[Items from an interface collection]
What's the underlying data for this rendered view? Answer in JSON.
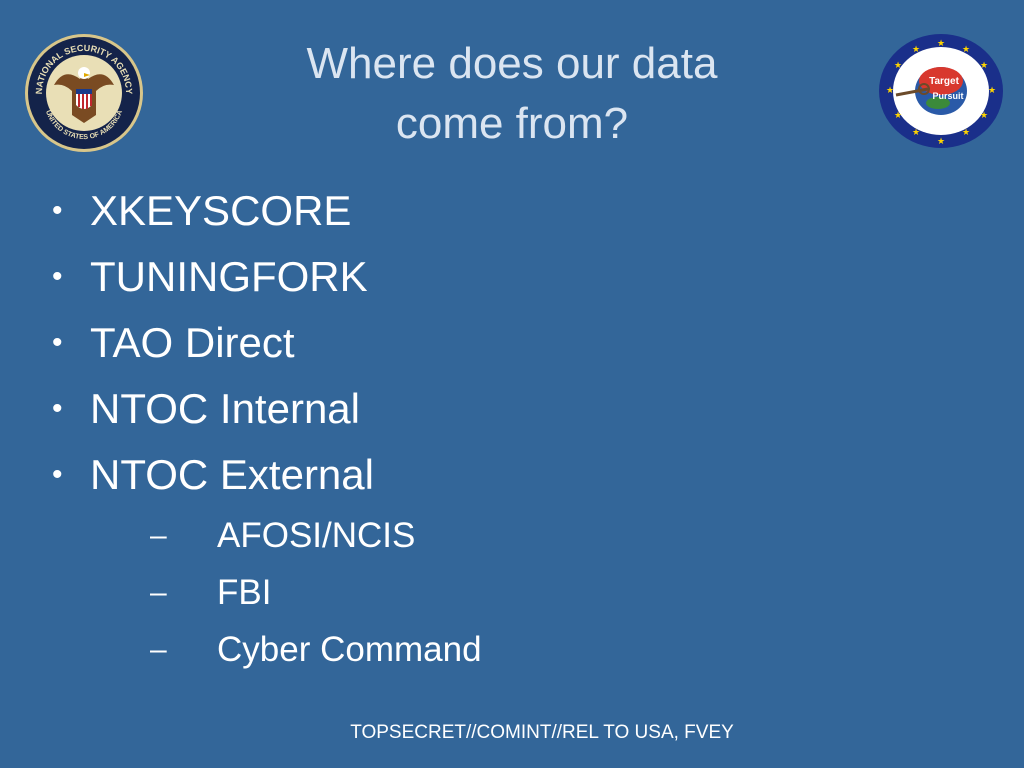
{
  "slide": {
    "title_line1": "Where does our data",
    "title_line2": "come from?",
    "bullets": [
      {
        "label": "XKEYSCORE"
      },
      {
        "label": "TUNINGFORK"
      },
      {
        "label": "TAO Direct"
      },
      {
        "label": "NTOC Internal"
      },
      {
        "label": "NTOC External"
      }
    ],
    "subbullets": [
      {
        "label": "AFOSI/NCIS"
      },
      {
        "label": "FBI"
      },
      {
        "label": "Cyber Command"
      }
    ],
    "bullet_glyph": "•",
    "subbullet_glyph": "–",
    "classification": "TOPSECRET//COMINT//REL TO USA, FVEY"
  },
  "logos": {
    "left": {
      "icon": "nsa-seal-icon",
      "text_top": "NATIONAL SECURITY AGENCY",
      "text_bottom": "UNITED STATES OF AMERICA"
    },
    "right": {
      "icon": "target-pursuit-logo-icon",
      "text": "Target Pursuit"
    }
  },
  "colors": {
    "background": "#336699",
    "title": "#dbe5f1",
    "text": "#ffffff"
  }
}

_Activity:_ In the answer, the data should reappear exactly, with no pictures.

_Result for this task:_
What's the underlying data for this rendered view? Answer in JSON.
{
  "slide": {
    "title_line1": "Where does our data",
    "title_line2": "come from?",
    "bullets": [
      {
        "label": "XKEYSCORE"
      },
      {
        "label": "TUNINGFORK"
      },
      {
        "label": "TAO Direct"
      },
      {
        "label": "NTOC Internal"
      },
      {
        "label": "NTOC External"
      }
    ],
    "subbullets": [
      {
        "label": "AFOSI/NCIS"
      },
      {
        "label": "FBI"
      },
      {
        "label": "Cyber Command"
      }
    ],
    "bullet_glyph": "•",
    "subbullet_glyph": "–",
    "classification": "TOPSECRET//COMINT//REL TO USA, FVEY"
  },
  "logos": {
    "left": {
      "icon": "nsa-seal-icon",
      "text_top": "NATIONAL SECURITY AGENCY",
      "text_bottom": "UNITED STATES OF AMERICA"
    },
    "right": {
      "icon": "target-pursuit-logo-icon",
      "text": "Target Pursuit"
    }
  },
  "colors": {
    "background": "#336699",
    "title": "#dbe5f1",
    "text": "#ffffff"
  }
}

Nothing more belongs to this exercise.